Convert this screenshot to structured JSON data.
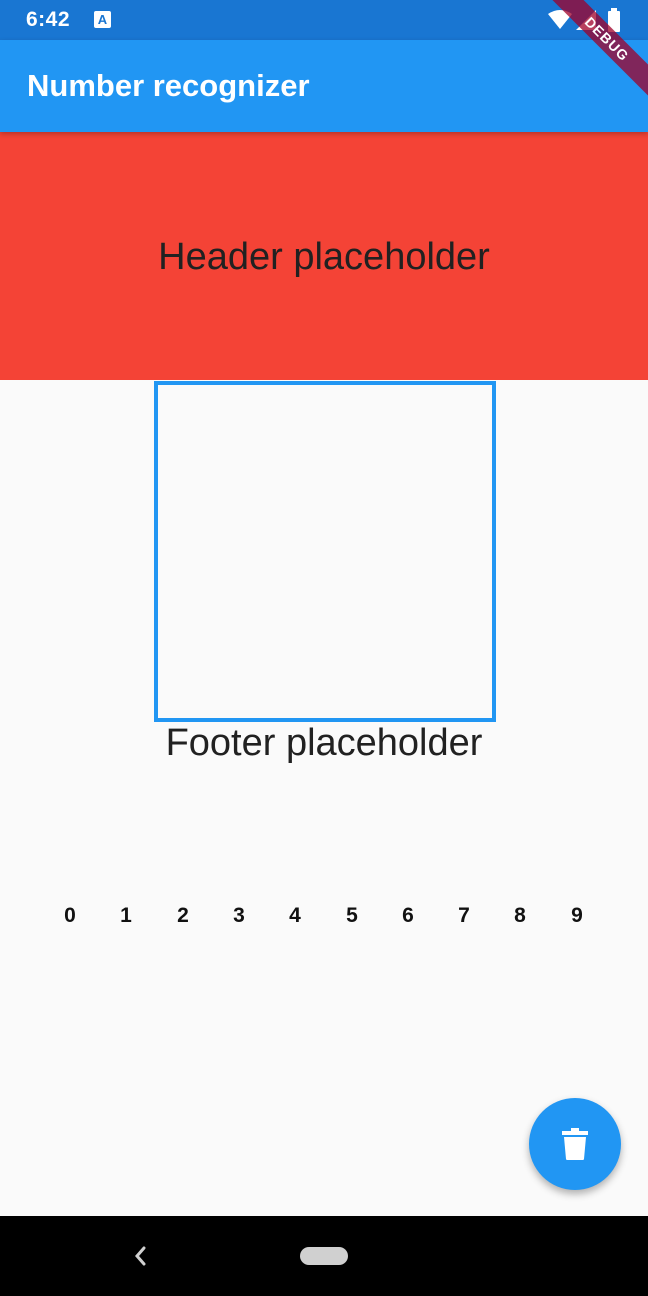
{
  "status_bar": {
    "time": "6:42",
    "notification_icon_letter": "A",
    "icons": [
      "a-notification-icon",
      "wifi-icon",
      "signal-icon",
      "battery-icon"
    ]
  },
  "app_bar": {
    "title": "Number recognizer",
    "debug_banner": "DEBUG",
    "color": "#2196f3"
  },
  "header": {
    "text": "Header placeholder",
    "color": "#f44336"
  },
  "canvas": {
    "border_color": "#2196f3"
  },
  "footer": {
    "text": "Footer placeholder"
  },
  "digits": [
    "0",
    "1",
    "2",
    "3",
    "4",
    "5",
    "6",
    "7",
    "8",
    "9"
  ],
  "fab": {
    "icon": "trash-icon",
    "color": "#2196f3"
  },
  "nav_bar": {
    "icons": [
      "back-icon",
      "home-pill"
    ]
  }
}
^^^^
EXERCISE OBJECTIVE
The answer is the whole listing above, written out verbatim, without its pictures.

SOLUTION TO THE EXERCISE
Convert this screenshot to structured JSON data.
{
  "status_bar": {
    "time": "6:42",
    "notification_icon_letter": "A",
    "icons": [
      "a-notification-icon",
      "wifi-icon",
      "signal-icon",
      "battery-icon"
    ]
  },
  "app_bar": {
    "title": "Number recognizer",
    "debug_banner": "DEBUG",
    "color": "#2196f3"
  },
  "header": {
    "text": "Header placeholder",
    "color": "#f44336"
  },
  "canvas": {
    "border_color": "#2196f3"
  },
  "footer": {
    "text": "Footer placeholder"
  },
  "digits": [
    "0",
    "1",
    "2",
    "3",
    "4",
    "5",
    "6",
    "7",
    "8",
    "9"
  ],
  "fab": {
    "icon": "trash-icon",
    "color": "#2196f3"
  },
  "nav_bar": {
    "icons": [
      "back-icon",
      "home-pill"
    ]
  }
}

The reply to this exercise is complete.